An agency agreement deals solely with making a request for the inclusion of a resolution or the distribution of a statement in advance of a company meeting. It does not appoint ACCR as your proxy. Shareholders are able to both enter into an agency agreement to support the lodgment of a resolution as well as cast their vote in respect to the resolution at a company AGM.
If you can’t attend a company AGM you may choose to appoint a proxy to attend and vote on your behalf. When applicable, a number of shareholders who assist us to co-file will assign their proxy to a member of a group affected by a company’s operations. This action, may for example, give workers or indigenous elders the opportunity to access a company and their board and to ask questions in their own voice. An example of this ACCR-coordinated action was during Woolworth’s 2018 AGM, when Malaysian immigrant Putri Nazeri used her proxy to question the company’s board about allegations of labour exploitation, which is a matter of concern to ethical investors and which she claims she experienced first-hand with the company.
Shareholder meetings: Annual General Meetings (AGM) and Extraordinary General Meetings (EGM)
In Australia, company directors have the power to call general meetings of all shareholders or meetings of only those shareholders who hold a particular class of shares. These meetings are classed as either Annual General Meetings (AGM) or Extraordinary General Meetings (EGM), both of which provide shareholders with an opportunity to discuss the management of their company with its board of directors. However, only shareholders who hold at least 5% of the votes which may be cast at a general meeting of a company have the power to call and hold a meeting themselves or to require the directors to call and hold a meeting. A shareholder of a company may ask the company for a copy of the record of a meeting or of a decision of shareholders taken without a meeting.
Annual General Meetings (AGM)
An annual general meeting (AGM) is a mandatory yearly gathering of a company's interested shareholders. At an AGM, the directors of the company present an annual report containing information for shareholders about the company's performance and strategy. An AGM provides shareholders with an opportunity to ask questions to their company’s board and vote on key issues. These issues include the election of company directors and the voting of shareholder resolutions. Shareholders who do not attend the meeting in person may usually vote by proxy, which can be done online or by mail. It is crucial to note that an AGM is one of the only ways for everyday shareholders to speak directly with their company’s board of directors and representatives. The Australian Shareholders’ Association provides shareholders with resources on AGM practice guidelines, including how to prepare for an online AGM and how to vote at an AGM.
Institutional investors may have access to a company and its board through private means facilitated by the size of their investment.
Extraordinary General Meetings (EGM)
An extraordinary general meeting (EGM) refers to any shareholder meeting called by a company other than its scheduled annual meeting. The extraordinary general meeting is utilized to deal with urgent matters that come up between annual shareholder meetings. EGMs are often considered for unforeseen or emergency measures e.g. for resolving an immediate legal matter or a large transaction.
Coordinating actions at a company AGM

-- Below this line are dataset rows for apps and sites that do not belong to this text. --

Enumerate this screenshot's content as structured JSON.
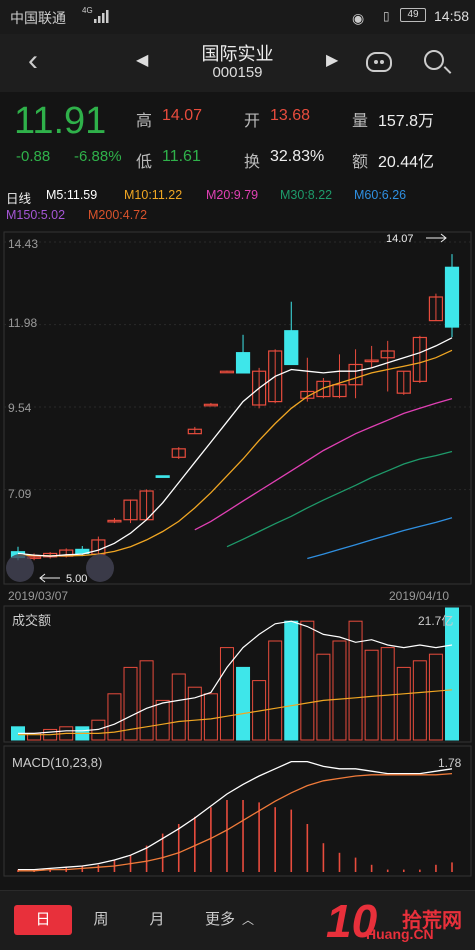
{
  "status_bar": {
    "carrier": "中国联通",
    "network": "4G",
    "battery": "49",
    "time": "14:58"
  },
  "header": {
    "stock_name": "国际实业",
    "stock_code": "000159"
  },
  "quote": {
    "price": "11.91",
    "change": "-0.88",
    "change_pct": "-6.88%",
    "high_label": "高",
    "high": "14.07",
    "low_label": "低",
    "low": "11.61",
    "open_label": "开",
    "open": "13.68",
    "turnover_label": "换",
    "turnover": "32.83%",
    "volume_label": "量",
    "volume": "157.8万",
    "amount_label": "额",
    "amount": "20.44亿"
  },
  "ma_legend": {
    "period": "日线",
    "ma5": "M5:11.59",
    "ma10": "M10:11.22",
    "ma20": "M20:9.79",
    "ma30": "M30:8.22",
    "ma60": "M60:6.26",
    "ma150": "M150:5.02",
    "ma200": "M200:4.72"
  },
  "colors": {
    "up": "#e84c3d",
    "down": "#3ee6ea",
    "ma5": "#ffffff",
    "ma10": "#f0a623",
    "ma20": "#e040b4",
    "ma30": "#1e9a6a",
    "ma60": "#2f8fe0",
    "ma150": "#a556d6",
    "ma200": "#d9532c"
  },
  "chart_data": [
    {
      "type": "candlestick",
      "title": "日线",
      "y_ticks": [
        "14.43",
        "11.98",
        "9.54",
        "7.09"
      ],
      "ylim": [
        4.65,
        14.43
      ],
      "x_start_label": "2019/03/07",
      "x_end_label": "2019/04/10",
      "max_marker": "14.07",
      "min_marker": "5.00",
      "candles": [
        {
          "o": 5.25,
          "h": 5.4,
          "l": 5.0,
          "c": 5.08
        },
        {
          "o": 5.08,
          "h": 5.2,
          "l": 5.0,
          "c": 5.1
        },
        {
          "o": 5.1,
          "h": 5.24,
          "l": 5.05,
          "c": 5.2
        },
        {
          "o": 5.12,
          "h": 5.35,
          "l": 5.08,
          "c": 5.3
        },
        {
          "o": 5.32,
          "h": 5.42,
          "l": 5.12,
          "c": 5.2
        },
        {
          "o": 5.18,
          "h": 5.7,
          "l": 5.15,
          "c": 5.6
        },
        {
          "o": 6.15,
          "h": 6.25,
          "l": 6.1,
          "c": 6.18
        },
        {
          "o": 6.2,
          "h": 6.8,
          "l": 6.1,
          "c": 6.78
        },
        {
          "o": 6.2,
          "h": 7.1,
          "l": 6.2,
          "c": 7.05
        },
        {
          "o": 7.5,
          "h": 7.5,
          "l": 7.45,
          "c": 7.47
        },
        {
          "o": 8.05,
          "h": 8.35,
          "l": 8.0,
          "c": 8.3
        },
        {
          "o": 8.75,
          "h": 8.95,
          "l": 8.75,
          "c": 8.88
        },
        {
          "o": 9.62,
          "h": 9.66,
          "l": 9.6,
          "c": 9.62
        },
        {
          "o": 10.6,
          "h": 10.62,
          "l": 10.58,
          "c": 10.6
        },
        {
          "o": 11.15,
          "h": 11.68,
          "l": 10.55,
          "c": 10.55
        },
        {
          "o": 9.6,
          "h": 10.7,
          "l": 9.5,
          "c": 10.6
        },
        {
          "o": 9.7,
          "h": 11.25,
          "l": 9.65,
          "c": 11.2
        },
        {
          "o": 11.8,
          "h": 12.66,
          "l": 10.8,
          "c": 10.8
        },
        {
          "o": 9.8,
          "h": 11.0,
          "l": 9.7,
          "c": 10.0
        },
        {
          "o": 9.85,
          "h": 10.4,
          "l": 9.8,
          "c": 10.3
        },
        {
          "o": 9.85,
          "h": 11.1,
          "l": 9.8,
          "c": 10.2
        },
        {
          "o": 10.2,
          "h": 11.25,
          "l": 9.8,
          "c": 10.8
        },
        {
          "o": 10.9,
          "h": 11.35,
          "l": 10.7,
          "c": 10.93
        },
        {
          "o": 11.0,
          "h": 11.5,
          "l": 10.0,
          "c": 11.2
        },
        {
          "o": 9.95,
          "h": 10.6,
          "l": 9.9,
          "c": 10.6
        },
        {
          "o": 10.3,
          "h": 11.65,
          "l": 10.25,
          "c": 11.6
        },
        {
          "o": 12.1,
          "h": 12.9,
          "l": 12.1,
          "c": 12.8
        },
        {
          "o": 13.68,
          "h": 14.07,
          "l": 11.61,
          "c": 11.91
        }
      ],
      "ma5": [
        5.2,
        5.15,
        5.12,
        5.16,
        5.18,
        5.3,
        5.5,
        5.8,
        6.2,
        6.7,
        7.3,
        7.9,
        8.5,
        9.1,
        9.7,
        10.1,
        10.45,
        10.65,
        10.6,
        10.55,
        10.6,
        10.6,
        10.7,
        10.85,
        11.0,
        11.15,
        11.35,
        11.59
      ],
      "ma10": [
        5.15,
        5.14,
        5.13,
        5.13,
        5.14,
        5.18,
        5.26,
        5.4,
        5.6,
        5.85,
        6.15,
        6.55,
        7.0,
        7.5,
        8.0,
        8.55,
        9.05,
        9.5,
        9.85,
        10.1,
        10.25,
        10.4,
        10.55,
        10.65,
        10.75,
        10.85,
        11.0,
        11.22
      ],
      "ma20": [
        null,
        null,
        null,
        null,
        null,
        null,
        null,
        null,
        null,
        null,
        null,
        5.9,
        6.15,
        6.45,
        6.75,
        7.05,
        7.35,
        7.65,
        7.95,
        8.25,
        8.5,
        8.75,
        8.95,
        9.15,
        9.35,
        9.5,
        9.65,
        9.79
      ],
      "ma30": [
        null,
        null,
        null,
        null,
        null,
        null,
        null,
        null,
        null,
        null,
        null,
        null,
        null,
        5.4,
        5.62,
        5.85,
        6.08,
        6.3,
        6.55,
        6.78,
        7.0,
        7.22,
        7.45,
        7.65,
        7.85,
        8.0,
        8.1,
        8.22
      ],
      "ma60": [
        null,
        null,
        null,
        null,
        null,
        null,
        null,
        null,
        null,
        null,
        null,
        null,
        null,
        null,
        null,
        null,
        null,
        null,
        5.05,
        5.18,
        5.32,
        5.46,
        5.6,
        5.74,
        5.88,
        6.0,
        6.12,
        6.26
      ]
    },
    {
      "type": "bar",
      "title": "成交额",
      "max_label": "21.7亿",
      "values": [
        0.1,
        0.05,
        0.08,
        0.1,
        0.1,
        0.15,
        0.35,
        0.55,
        0.6,
        0.3,
        0.5,
        0.4,
        0.35,
        0.7,
        0.55,
        0.45,
        0.75,
        0.9,
        0.9,
        0.65,
        0.75,
        0.9,
        0.68,
        0.7,
        0.55,
        0.6,
        0.65,
        1.0
      ],
      "up": [
        false,
        true,
        true,
        true,
        false,
        true,
        true,
        true,
        true,
        true,
        true,
        true,
        true,
        true,
        false,
        true,
        true,
        false,
        true,
        true,
        true,
        true,
        true,
        true,
        true,
        true,
        true,
        false
      ],
      "ma_white": [
        0.05,
        0.05,
        0.06,
        0.07,
        0.07,
        0.08,
        0.12,
        0.18,
        0.24,
        0.28,
        0.3,
        0.32,
        0.36,
        0.55,
        0.7,
        0.8,
        0.88,
        0.9,
        0.86,
        0.8,
        0.78,
        0.74,
        0.76,
        0.72,
        0.7,
        0.72,
        0.7,
        0.72
      ],
      "ma_yellow": [
        0.04,
        0.04,
        0.04,
        0.05,
        0.05,
        0.05,
        0.06,
        0.08,
        0.1,
        0.12,
        0.14,
        0.15,
        0.16,
        0.18,
        0.2,
        0.22,
        0.24,
        0.26,
        0.28,
        0.3,
        0.31,
        0.32,
        0.33,
        0.34,
        0.35,
        0.36,
        0.37,
        0.38
      ]
    },
    {
      "type": "bar",
      "title": "MACD(10,23,8)",
      "value_label": "1.78",
      "dif": [
        0.02,
        0.02,
        0.03,
        0.04,
        0.05,
        0.07,
        0.1,
        0.14,
        0.2,
        0.28,
        0.36,
        0.45,
        0.55,
        0.65,
        0.73,
        0.8,
        0.86,
        0.92,
        0.92,
        0.88,
        0.86,
        0.86,
        0.84,
        0.82,
        0.82,
        0.82,
        0.84,
        0.86
      ],
      "dea": [
        0.01,
        0.01,
        0.02,
        0.02,
        0.03,
        0.04,
        0.05,
        0.07,
        0.09,
        0.12,
        0.16,
        0.22,
        0.28,
        0.35,
        0.43,
        0.51,
        0.59,
        0.66,
        0.72,
        0.76,
        0.78,
        0.8,
        0.81,
        0.81,
        0.81,
        0.81,
        0.81,
        0.82
      ],
      "hist": [
        0.02,
        0.02,
        0.03,
        0.04,
        0.05,
        0.06,
        0.1,
        0.14,
        0.22,
        0.32,
        0.4,
        0.46,
        0.54,
        0.6,
        0.6,
        0.58,
        0.54,
        0.52,
        0.4,
        0.24,
        0.16,
        0.12,
        0.06,
        0.02,
        0.02,
        0.02,
        0.06,
        0.08
      ]
    }
  ],
  "toolbar": {
    "day": "日",
    "week": "周",
    "month": "月",
    "more": "更多"
  },
  "logo": {
    "mark": "10",
    "site": "拾荒网",
    "domain": "Huang.CN"
  }
}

The coordination of an action at an AGM provides an opportunity for shareholders and interested stakeholders alike to put pressure on a company. Visitors or members of the public without company holdings are allowed to attend a company AGM to observe but not participate in proceedings. If you would like to participate in an AGM either by asking questions or being a part of a coordinated action, please contact us.